“The Oscar Grant protests [over the killing of the innocent Grant in a BART station] and all those meetings were going in full swing,” Cheng reminisced. “Richard was in the hospital – every time I saw him he was trying to get the updates, trying to find out what was going on.” Cheng feels the film is a door between cultures and generations. “His life was about discipline and consistency, commitment to solidarity with different communities of color,” and hopefully people will enter that door and continue. –D. Blair
Theatre Owners Hustling to Add 3D Screens
Although this new trend was announced years ago and heralded all last year, the success of “Avatar” has caused producers to start scrambling to switch shows shot in 2D to 3D through digital technology, while theater owners do likewise.
“Its typical of Hollywood to get things wrong,” griped James Cameron, director of “Avatar,” about their rush to do it on the cheap. He himself is tricking up “Titanic” for a 3D release but undoubtedly ultra-artistically. Just as with sound, Cinemascope, and stereo before it, 3D is the new kid on the block – no way around it.
Hence, the theaters that have 3D are still running “Avatar” and “Alice in Wonderland,” both acclaimed by adults (director Tim Burton has an show of his lovely preliminary drawings at New York’s MOMA), which means there is no where to show “How to Train Your Dragon,” now in theaters, without kicking out good earners.
The 3D boys were crying “wolf” at the first 3D Entertainment Summit, held at the LA Universal Hilton last September. Back then, however, it was regarded as only a gravy maker, due to the added ticket prices for summer blockbusters. Now 3D is 24/7/365, the great savior of cinema, whose imminent demise, in the face of video on the big or small screen has long been reported (although a 3D TV has already come out from Samsung).
Wags were warning of the end of theatrical films within 3-4 years in the mid-1980s, but like all end-of-the-world predictions, that couple of years is always a few more years away. Indeed, theatrical film’s best year in history was 2009, with 10.6 billion in sales, albeit with “Avatar” taking 10%. 2010 should be even better, since 3D movies quadrouple attendance, according to Carmike Cinema spokesperson, Richard Hare (“Variety,” 3/11/10): “On ‘Monsters vs. Aliens’ and ‘Up,’ we actually had nine times.”
Summer is traditionally 3D time, and the studios are gearing up: DreamWorks’ “Shrek Forever After,” May 21; Disney’s third “Toy Story,” June 18; “Prince of Persia: The Sands of Time;” and shortly thereafter, Universal “Despicable Me,” and not to mention all the retooled 2D films.

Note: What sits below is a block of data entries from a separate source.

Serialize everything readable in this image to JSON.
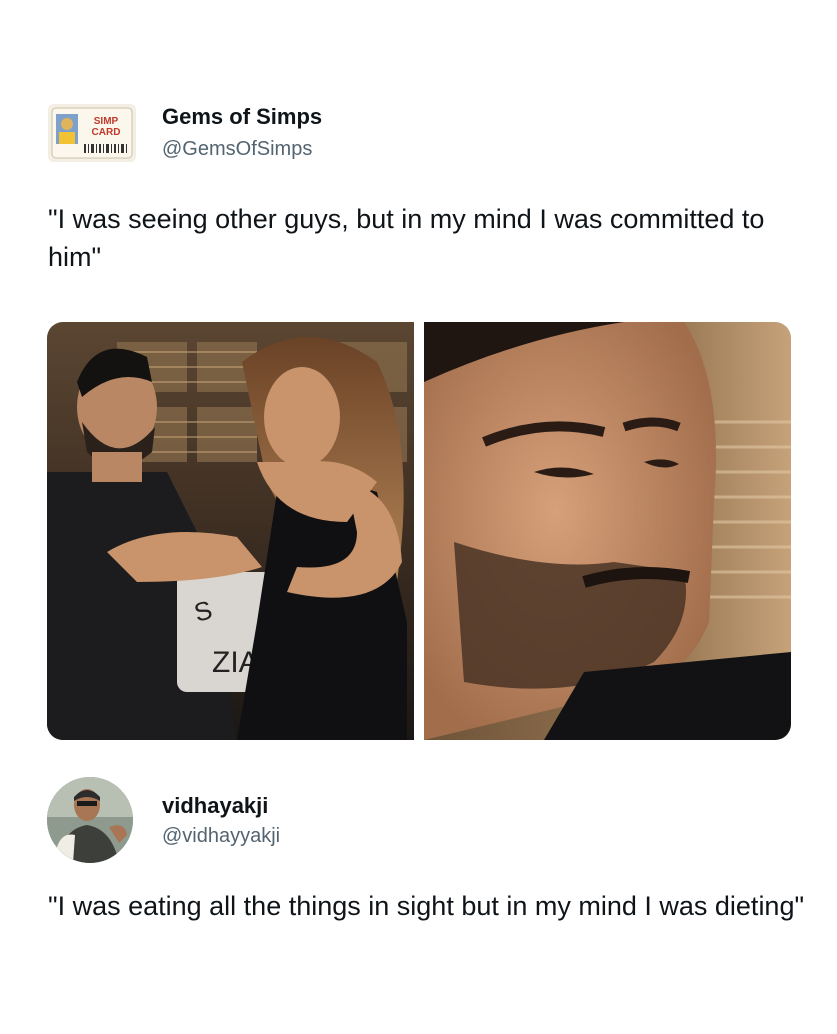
{
  "tweet1": {
    "display_name": "Gems of Simps",
    "handle": "@GemsOfSimps",
    "avatar_text": "SIMP CARD",
    "text": "\"I was seeing other guys, but in my mind I was committed to him\"",
    "photos": [
      {
        "subject": "couple seated on talk-show couch"
      },
      {
        "subject": "close-up of bearded man"
      }
    ]
  },
  "tweet2": {
    "display_name": "vidhayakji",
    "handle": "@vidhayyakji",
    "text": "\"I was eating all the things in sight but in my mind I was dieting\""
  },
  "colors": {
    "text_primary": "#0f1419",
    "text_secondary": "#536471",
    "background": "#ffffff"
  }
}
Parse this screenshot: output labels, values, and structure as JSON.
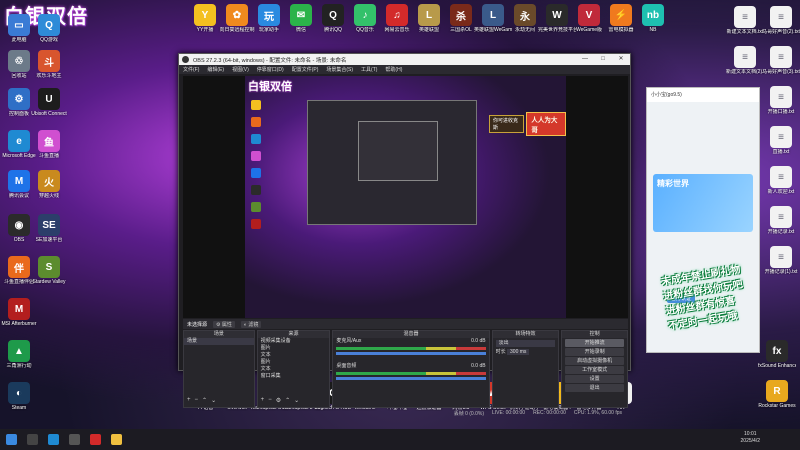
{
  "overlay_title": "白银双倍",
  "desktop_icons_left": [
    {
      "label": "此电脑",
      "color": "#3a7bd5",
      "glyph": "▭",
      "icon": "computer-icon"
    },
    {
      "label": "QQ游戏",
      "color": "#2e8bd8",
      "glyph": "Q",
      "icon": "qq-game-icon"
    },
    {
      "label": "回收站",
      "color": "#6c7a89",
      "glyph": "🗑",
      "icon": "recycle-bin-icon"
    },
    {
      "label": "欢乐斗地主",
      "color": "#d8552e",
      "glyph": "斗",
      "icon": "doudizhu-icon"
    },
    {
      "label": "控制面板",
      "color": "#2f6fc6",
      "glyph": "⚙",
      "icon": "control-panel-icon"
    },
    {
      "label": "Ubisoft Connect",
      "color": "#1d1d1d",
      "glyph": "U",
      "icon": "ubisoft-icon"
    },
    {
      "label": "Microsoft Edge",
      "color": "#1f8ad2",
      "glyph": "e",
      "icon": "edge-icon"
    },
    {
      "label": "斗鱼直播",
      "color": "#d04fd0",
      "glyph": "鱼",
      "icon": "douyu-icon"
    },
    {
      "label": "腾讯会议",
      "color": "#1e73e8",
      "glyph": "M",
      "icon": "tencent-meeting-icon"
    },
    {
      "label": "穿越火线",
      "color": "#c98a1e",
      "glyph": "火",
      "icon": "crossfire-icon"
    },
    {
      "label": "OBS",
      "color": "#2b2b2b",
      "glyph": "◉",
      "icon": "obs-icon"
    },
    {
      "label": "SE加速平台",
      "color": "#2c3e6a",
      "glyph": "SE",
      "icon": "se-accelerator-icon"
    },
    {
      "label": "斗鱼直播伴侣",
      "color": "#e96a1c",
      "glyph": "伴",
      "icon": "douyu-companion-icon"
    },
    {
      "label": "Stardew Valley",
      "color": "#5c8c2e",
      "glyph": "S",
      "icon": "stardew-icon"
    },
    {
      "label": "MSI Afterburner",
      "color": "#b31e1e",
      "glyph": "M",
      "icon": "afterburner-icon"
    },
    {
      "label": "三角洲行动",
      "color": "#1e9a4a",
      "glyph": "▲",
      "icon": "delta-force-icon"
    },
    {
      "label": "Steam",
      "color": "#1a3a5c",
      "glyph": "◐",
      "icon": "steam-icon"
    }
  ],
  "desktop_icons_top": [
    {
      "label": "YY开播",
      "color": "#f4c020",
      "glyph": "Y",
      "icon": "yy-live-icon"
    },
    {
      "label": "向日葵远程控制",
      "color": "#f08a1e",
      "glyph": "✿",
      "icon": "sunflower-icon"
    },
    {
      "label": "玩家助手",
      "color": "#2a8ae0",
      "glyph": "玩",
      "icon": "player-helper-icon"
    },
    {
      "label": "微信",
      "color": "#2bb34a",
      "glyph": "✉",
      "icon": "wechat-icon"
    },
    {
      "label": "腾讯QQ",
      "color": "#222",
      "glyph": "Q",
      "icon": "qq-icon"
    },
    {
      "label": "QQ音乐",
      "color": "#33c16a",
      "glyph": "♪",
      "icon": "qq-music-icon"
    },
    {
      "label": "网易云音乐",
      "color": "#d32a2a",
      "glyph": "♫",
      "icon": "netease-music-icon"
    },
    {
      "label": "英雄联盟",
      "color": "#b89a4a",
      "glyph": "L",
      "icon": "lol-icon"
    },
    {
      "label": "三国杀OL",
      "color": "#7a2a1a",
      "glyph": "杀",
      "icon": "sanguosha-icon"
    },
    {
      "label": "英雄联盟WeGame版",
      "color": "#3a5a8a",
      "glyph": "L",
      "icon": "lol-wegame-icon"
    },
    {
      "label": "永劫无间",
      "color": "#6a4a2a",
      "glyph": "永",
      "icon": "naraka-icon"
    },
    {
      "label": "完美世界竞技平台",
      "color": "#2a2a2a",
      "glyph": "W",
      "icon": "perfect-world-icon"
    },
    {
      "label": "WeGame版",
      "color": "#c02a3a",
      "glyph": "V",
      "icon": "valorant-wegame-icon"
    },
    {
      "label": "雷电模拟器",
      "color": "#f07a1e",
      "glyph": "⚡",
      "icon": "ldplayer-icon"
    },
    {
      "label": "NB",
      "color": "#1ec0b0",
      "glyph": "nb",
      "icon": "nb-icon"
    }
  ],
  "desktop_files_right": [
    {
      "label": "新建文本文档.txt",
      "icon": "text-file-icon"
    },
    {
      "label": "马哥好声音(2).txt",
      "icon": "text-file-icon"
    },
    {
      "label": "新建文本文档(2).txt",
      "icon": "text-file-icon"
    },
    {
      "label": "马哥好声音(3).txt",
      "icon": "text-file-icon"
    },
    {
      "label": "开播口播.txt",
      "icon": "text-file-icon"
    },
    {
      "label": "开播记录2.txt",
      "icon": "text-file-icon"
    },
    {
      "label": "马哥好声音(2).txt",
      "icon": "text-file-icon"
    },
    {
      "label": "直播.txt",
      "icon": "text-file-icon"
    },
    {
      "label": "新建文本文档.txt",
      "icon": "text-file-icon"
    },
    {
      "label": "新人欢迎.txt",
      "icon": "text-file-icon"
    },
    {
      "label": "马哥好声音(1).txt",
      "icon": "text-file-icon"
    },
    {
      "label": "开播记录.txt",
      "icon": "text-file-icon"
    },
    {
      "label": "开播记录(1).txt",
      "icon": "text-file-icon"
    },
    {
      "label": "马哥好声音(2).txt",
      "icon": "text-file-icon"
    }
  ],
  "desktop_icons_right_bottom": [
    {
      "label": "fxSound Enhancer",
      "color": "#2a2a2a",
      "glyph": "fx",
      "icon": "fxsound-icon"
    },
    {
      "label": "Rockstar Games",
      "color": "#e8a81e",
      "glyph": "R",
      "icon": "rockstar-icon"
    }
  ],
  "desktop_icons_bottom": [
    {
      "label": "YY语音",
      "color": "#f4c020",
      "glyph": "Y",
      "icon": "yy-voice-icon"
    },
    {
      "label": "Overwolf",
      "color": "#2a2a2a",
      "glyph": "W",
      "icon": "overwolf-icon"
    },
    {
      "label": "TeamSpeak Overlay",
      "color": "#1c2a3a",
      "glyph": "TS",
      "icon": "teamspeak-overlay-icon"
    },
    {
      "label": "TeamSpeak 3 Client",
      "color": "#2a6ab0",
      "glyph": "TS",
      "icon": "teamspeak-icon"
    },
    {
      "label": "Logitech G HUB",
      "color": "#1a1a1a",
      "glyph": "G",
      "icon": "ghub-icon"
    },
    {
      "label": "WeGame",
      "color": "#d4382a",
      "glyph": "G",
      "icon": "wegame-icon"
    },
    {
      "label": "哔哩哔哩",
      "color": "#e8e8e8",
      "glyph": "B",
      "icon": "bilibili-icon"
    },
    {
      "label": "迅游加速器",
      "color": "#2a7ae0",
      "glyph": "A",
      "icon": "xunyou-icon"
    },
    {
      "label": "网易UU",
      "color": "#1a1a1a",
      "glyph": "U",
      "icon": "uu-icon"
    },
    {
      "label": "WPS Office",
      "color": "#d4382a",
      "glyph": "W",
      "icon": "wps-icon"
    },
    {
      "label": "腾讯手游助手",
      "color": "#d04a3a",
      "glyph": "手",
      "icon": "tencent-mobile-icon"
    },
    {
      "label": "雷电模拟器4",
      "color": "#f0b81e",
      "glyph": "⚡",
      "icon": "ldplayer4-icon"
    },
    {
      "label": "雷电多开器",
      "color": "#f0b81e",
      "glyph": "多",
      "icon": "ld-multi-icon"
    },
    {
      "label": "HR",
      "color": "#f0f0f0",
      "glyph": "H",
      "icon": "hr-file-icon"
    }
  ],
  "obs": {
    "title": "OBS 27.2.3 (64-bit, windows) - 配置文件: 未命名 - 场景: 未命名",
    "menu": [
      "文件(F)",
      "编辑(E)",
      "视图(V)",
      "停靠窗口(D)",
      "配置文件(P)",
      "场景集合(S)",
      "工具(T)",
      "帮助(H)"
    ],
    "canvas_overlay": "白银双倍",
    "banner_small": "你可进收克斯",
    "banner_big": "人人为大哥",
    "source_label": "未选择源",
    "props_btn": "属性",
    "filters_btn": "滤镜",
    "docks": {
      "scenes": "场景",
      "sources": "来源",
      "mixer": "混音器",
      "transitions": "转场特效",
      "controls": "控制"
    },
    "scene_items": [
      "场景"
    ],
    "source_items": [
      "视频采集设备",
      "图片",
      "文本",
      "图片",
      "文本",
      "窗口采集"
    ],
    "mixer_tracks": [
      {
        "name": "麦克风/Aux",
        "db": "0.0 dB"
      },
      {
        "name": "桌面音频",
        "db": "0.0 dB"
      }
    ],
    "transition": {
      "value": "淡出",
      "duration_label": "时长",
      "duration": "300 ms"
    },
    "controls": [
      "开始推流",
      "开始录制",
      "启动虚拟摄像机",
      "工作室模式",
      "设置",
      "退出"
    ],
    "status": {
      "live": "LIVE: 00:00:00",
      "rec": "REC: 00:00:00",
      "cpu": "CPU: 1.9%, 60.00 fps",
      "frames": "丢帧 0 (0.0%)"
    }
  },
  "chat_panel": {
    "header": "小小宝(go9.5)",
    "card_title": "精彩世界",
    "notice": "官方认证"
  },
  "promo_text": [
    "未成年禁止刷礼物",
    "进粉丝群找你玩吧",
    "进粉丝群有惊喜",
    "不定时一起玩哦"
  ],
  "clock": {
    "time": "10:01",
    "date": "2025/4/2"
  }
}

Unfortunately, the tech is still lagging and 3D “looks dark,” a problem only offset by the double projection system, like the one being installed at Oakland’s Grand Lake Theater by savvy owner Allen Michaan. A lefty who likes to grace his classical marquee with statement protesting the war, he wisely stays on top of the trades, trends and tech.
Posted on Apr 03, 2010 - 12:28 PM